TASK TO COMPLETE:
What lines in the listing below hold the string "content"? Please copy them out.

SUPPLIED ENTRIES:

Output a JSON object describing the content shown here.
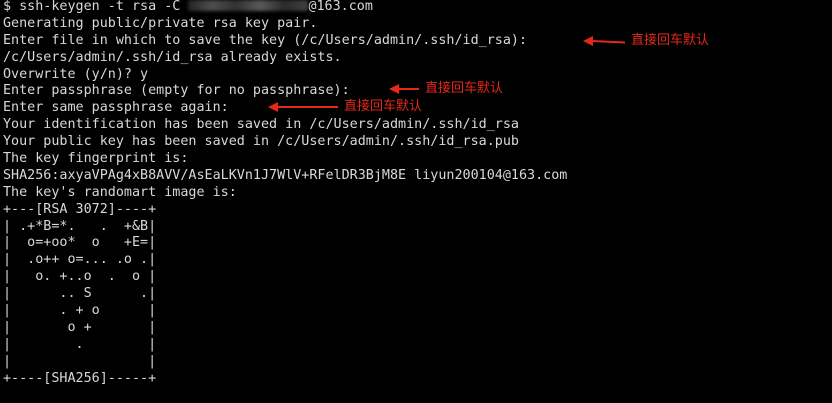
{
  "terminal": {
    "command": {
      "prefix": "$ ssh-keygen -t rsa -C ",
      "email_suffix": "@163.com"
    },
    "lines": [
      "Generating public/private rsa key pair.",
      "Enter file in which to save the key (/c/Users/admin/.ssh/id_rsa):",
      "/c/Users/admin/.ssh/id_rsa already exists.",
      "Overwrite (y/n)? y",
      "Enter passphrase (empty for no passphrase):",
      "Enter same passphrase again:",
      "Your identification has been saved in /c/Users/admin/.ssh/id_rsa",
      "Your public key has been saved in /c/Users/admin/.ssh/id_rsa.pub",
      "The key fingerprint is:",
      "SHA256:axyaVPAg4xB8AVV/AsEaLKVn1J7WlV+RFelDR3BjM8E liyun200104@163.com",
      "The key's randomart image is:",
      "+---[RSA 3072]----+",
      "| .+*B=*.   .  +&B|",
      "|  o=+oo*  o   +E=|",
      "|  .o++ o=... .o .|",
      "|   o. +..o  .  o |",
      "|      .. S      .|",
      "|      . + o      |",
      "|       o +       |",
      "|        .        |",
      "|                 |",
      "+----[SHA256]-----+"
    ]
  },
  "annotations": {
    "save_file": "直接回车默认",
    "passphrase": "直接回车默认",
    "passphrase_again": "直接回车默认",
    "color": "#e4291c"
  }
}
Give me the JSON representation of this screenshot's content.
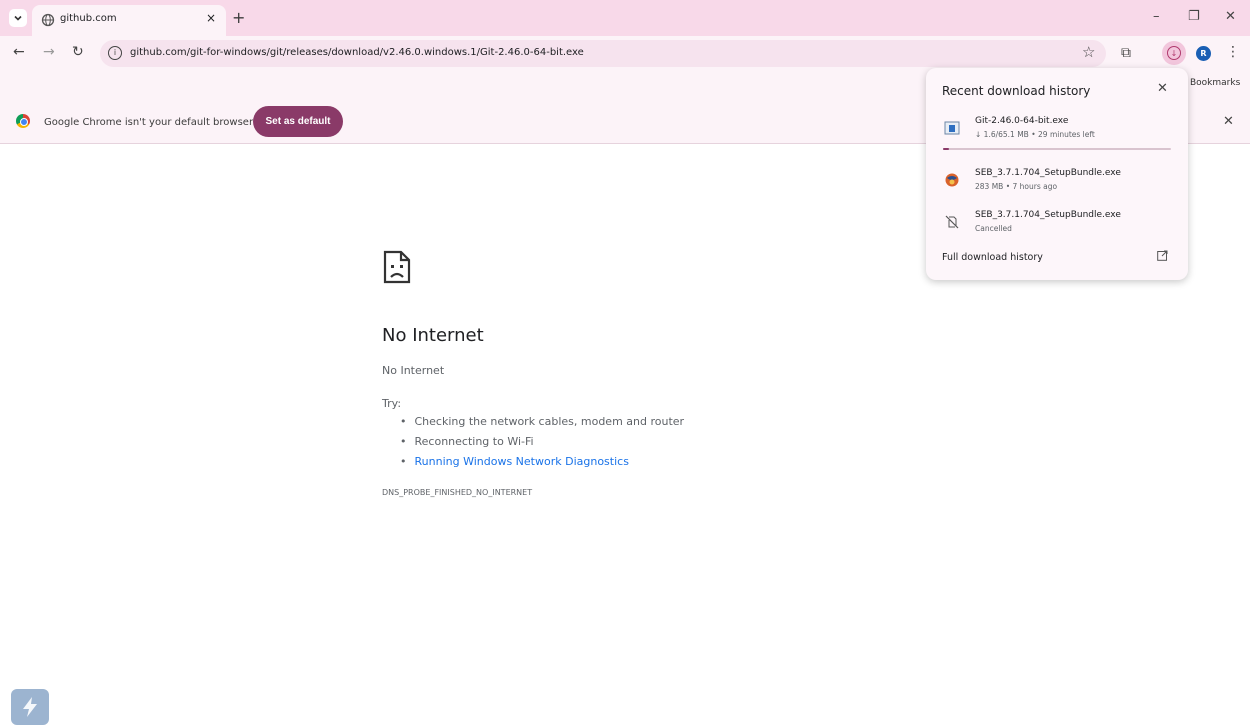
{
  "tab": {
    "title": "github.com",
    "close_glyph": "×",
    "new_tab_glyph": "+",
    "favicon": "globe-icon"
  },
  "window_controls": {
    "minimize": "–",
    "restore": "❐",
    "close": "✕"
  },
  "toolbar": {
    "url": "github.com/git-for-windows/git/releases/download/v2.46.0.windows.1/Git-2.46.0-64-bit.exe",
    "avatar_letter": "R",
    "bookmarks_label": "Bookmarks"
  },
  "infobar": {
    "message": "Google Chrome isn't your default browser",
    "button": "Set as default"
  },
  "error": {
    "title": "No Internet",
    "subtitle": "No Internet",
    "try_label": "Try:",
    "suggestions": [
      "Checking the network cables, modem and router",
      "Reconnecting to Wi-Fi",
      "Running Windows Network Diagnostics"
    ],
    "code": "DNS_PROBE_FINISHED_NO_INTERNET"
  },
  "downloads": {
    "header": "Recent download history",
    "items": [
      {
        "name": "Git-2.46.0-64-bit.exe",
        "meta": "↓ 1.6/65.1 MB • 29 minutes left",
        "progress": 0.025,
        "icon": "installer-icon"
      },
      {
        "name": "SEB_3.7.1.704_SetupBundle.exe",
        "meta": "283 MB • 7 hours ago",
        "icon": "seb-icon"
      },
      {
        "name": "SEB_3.7.1.704_SetupBundle.exe",
        "meta": "Cancelled",
        "icon": "cancelled-file-icon"
      }
    ],
    "full_history": "Full download history"
  },
  "colors": {
    "tabstrip": "#f8d9e9",
    "toolbar": "#fcf3f8",
    "accent": "#8a3a68",
    "link": "#1a73e8"
  }
}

OUTPUT FOR THIS EXERCISE:
Output a JSON object describing the content shown here.
Give me the JSON representation of this screenshot's content.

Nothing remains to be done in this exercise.